§ **TASK TO COMPLETE**
What number of lines in the entries hold the string "Stock"? Answer with it alone.

★ ★ ★ ★

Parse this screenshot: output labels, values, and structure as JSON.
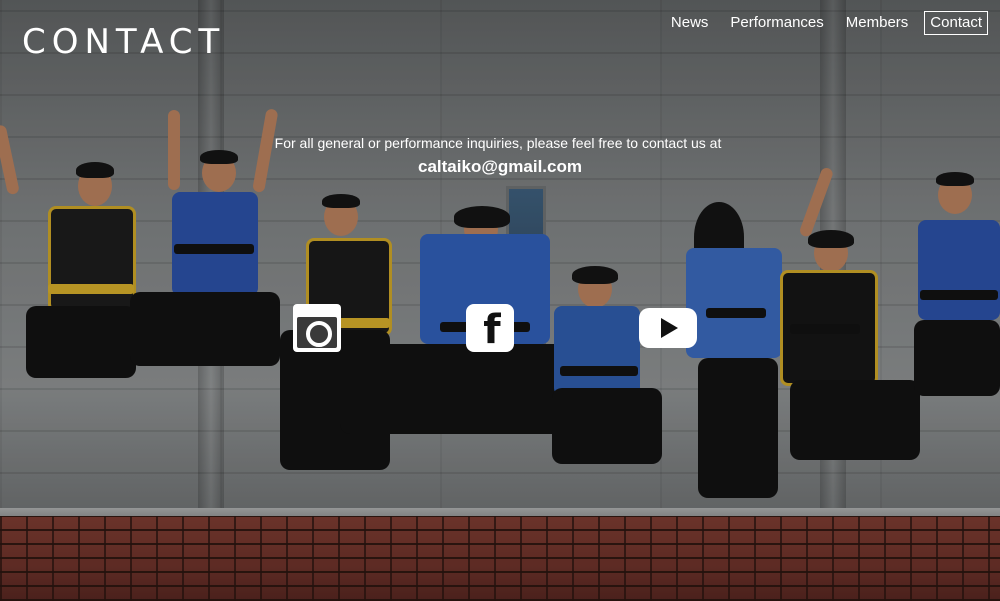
{
  "header": {
    "title": "CONTACT",
    "nav": [
      {
        "label": "News",
        "active": false
      },
      {
        "label": "Performances",
        "active": false
      },
      {
        "label": "Members",
        "active": false
      },
      {
        "label": "Contact",
        "active": true
      }
    ]
  },
  "contact": {
    "intro": "For all general or performance inquiries, please feel free to contact us at",
    "email": "caltaiko@gmail.com"
  },
  "social": {
    "icons": [
      "instagram-icon",
      "facebook-icon",
      "youtube-icon"
    ],
    "facebook_glyph": "f"
  },
  "colors": {
    "text": "#ffffff",
    "icon_bg": "#ffffff",
    "icon_fg": "#111111"
  }
}
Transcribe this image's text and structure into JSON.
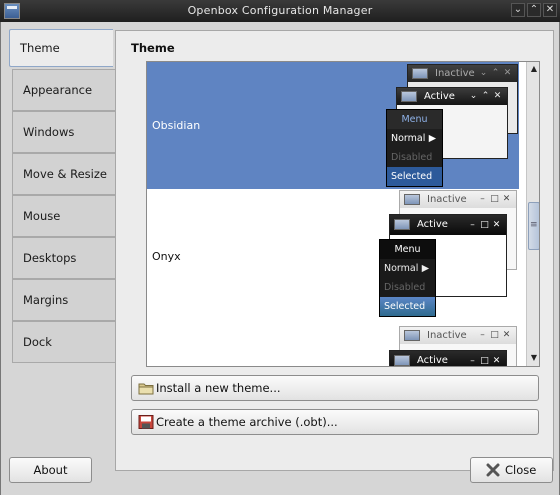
{
  "window": {
    "title": "Openbox Configuration Manager"
  },
  "titlebar_buttons": [
    "⌄",
    "⌃",
    "✕"
  ],
  "tabs": [
    {
      "label": "Theme"
    },
    {
      "label": "Appearance"
    },
    {
      "label": "Windows"
    },
    {
      "label": "Move & Resize"
    },
    {
      "label": "Mouse"
    },
    {
      "label": "Desktops"
    },
    {
      "label": "Margins"
    },
    {
      "label": "Dock"
    }
  ],
  "panel": {
    "title": "Theme"
  },
  "themes": [
    {
      "name": "Obsidian",
      "selected": true
    },
    {
      "name": "Onyx",
      "selected": false
    }
  ],
  "preview": {
    "inactive": "Inactive",
    "active": "Active",
    "menu_title": "Menu",
    "menu_normal": "Normal",
    "menu_disabled": "Disabled",
    "menu_selected": "Selected"
  },
  "buttons": {
    "install": "Install a new theme...",
    "archive": "Create a theme archive (.obt)...",
    "about": "About",
    "close": "Close"
  },
  "colors": {
    "selection": "#5f84c2"
  }
}
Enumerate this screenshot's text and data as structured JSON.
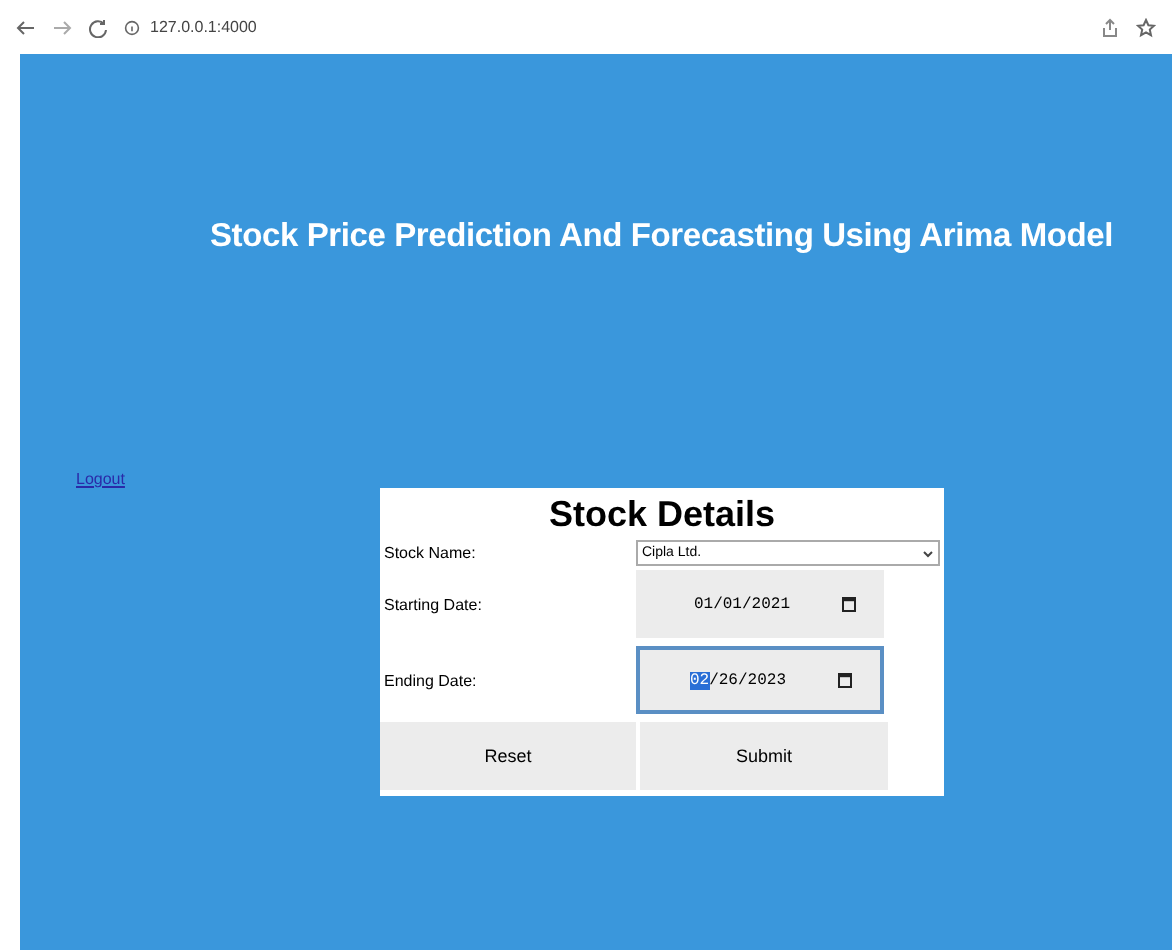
{
  "browser": {
    "url": "127.0.0.1:4000"
  },
  "page": {
    "title": "Stock Price Prediction And Forecasting Using Arima Model",
    "logout": "Logout"
  },
  "form": {
    "heading": "Stock Details",
    "fields": [
      {
        "kind": "select",
        "label": "Stock Name:",
        "value": "Cipla Ltd.",
        "focused": false
      },
      {
        "kind": "date",
        "label": "Starting Date:",
        "value": "01/01/2021",
        "focused": false
      },
      {
        "kind": "date",
        "label": "Ending Date:",
        "value": "02/26/2023",
        "focused": true
      }
    ],
    "buttons": [
      "Reset",
      "Submit"
    ]
  }
}
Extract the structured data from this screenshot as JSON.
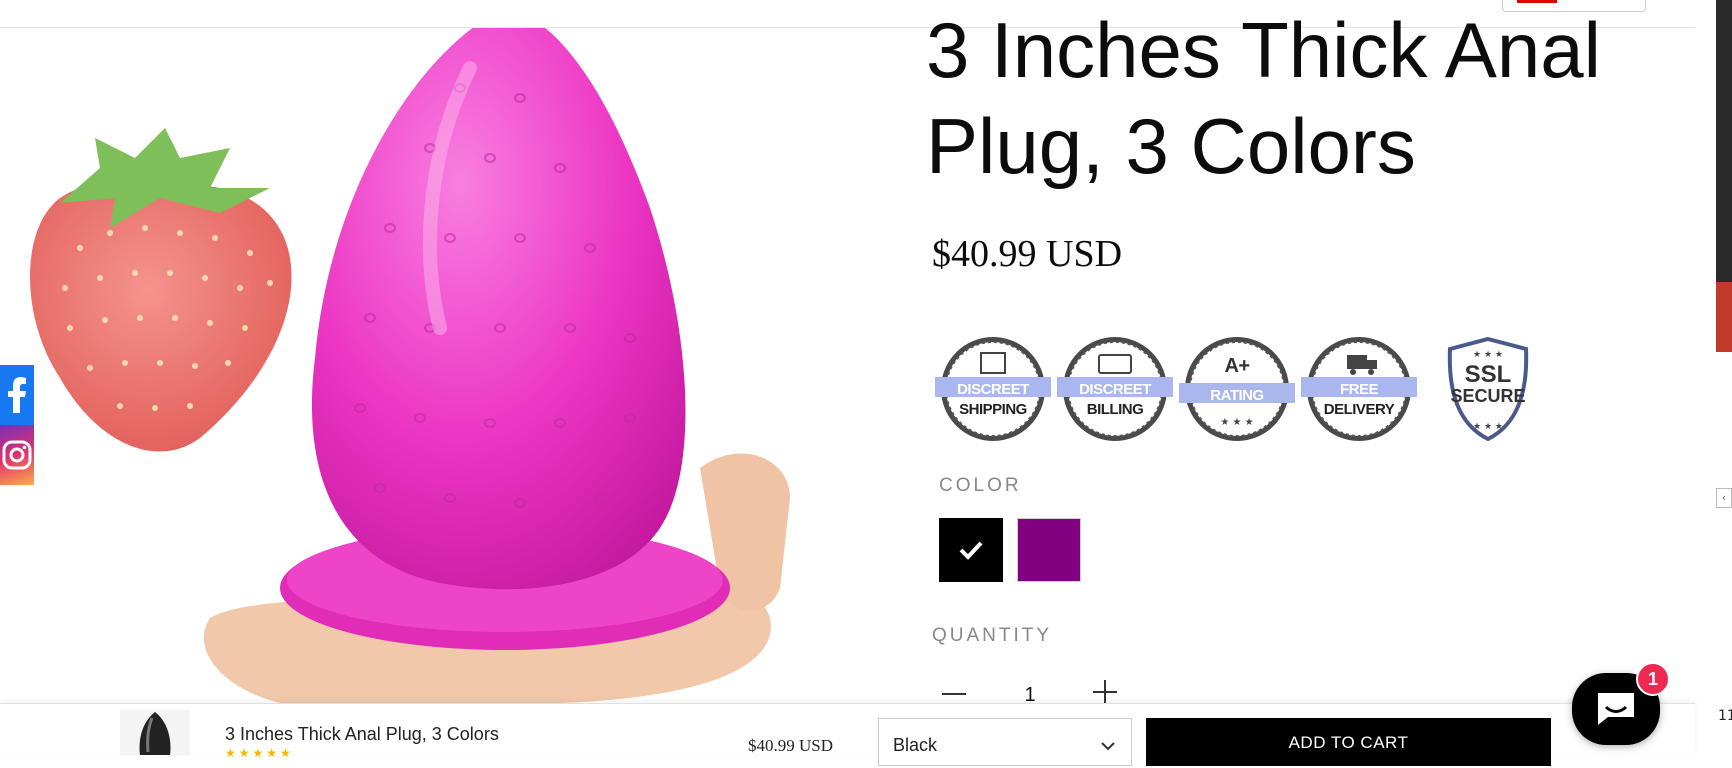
{
  "product": {
    "title": "3 Inches Thick Anal Plug, 3 Colors",
    "price": "$40.99 USD"
  },
  "trust_badges": [
    {
      "icon": "box-icon",
      "line1": "DISCREET",
      "line2": "SHIPPING"
    },
    {
      "icon": "card-icon",
      "line1": "DISCREET",
      "line2": "BILLING"
    },
    {
      "icon": "stars-icon",
      "line1": "A+",
      "line2": "RATING"
    },
    {
      "icon": "truck-icon",
      "line1": "FREE",
      "line2": "DELIVERY"
    },
    {
      "icon": "shield-icon",
      "line1": "SSL",
      "line2": "SECURE"
    }
  ],
  "color": {
    "label": "COLOR",
    "options": [
      {
        "name": "Black",
        "hex": "#000000",
        "selected": true
      },
      {
        "name": "Purple",
        "hex": "#800080",
        "selected": false
      }
    ]
  },
  "quantity": {
    "label": "QUANTITY",
    "value": "1"
  },
  "sticky_bar": {
    "title": "3 Inches Thick Anal Plug, 3 Colors",
    "price": "$40.99 USD",
    "selected_variant": "Black",
    "add_to_cart_label": "ADD TO CART"
  },
  "chat": {
    "unread_count": "1"
  },
  "edge": {
    "text": "11"
  },
  "colors": {
    "accent_button": "#000000",
    "badge_band": "#a9b7ee",
    "chat_badge": "#ee2a52",
    "facebook": "#1778f2",
    "product_pink": "#ee3ec7"
  }
}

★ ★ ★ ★

§ **RESPONSE TO THIS TASK**
3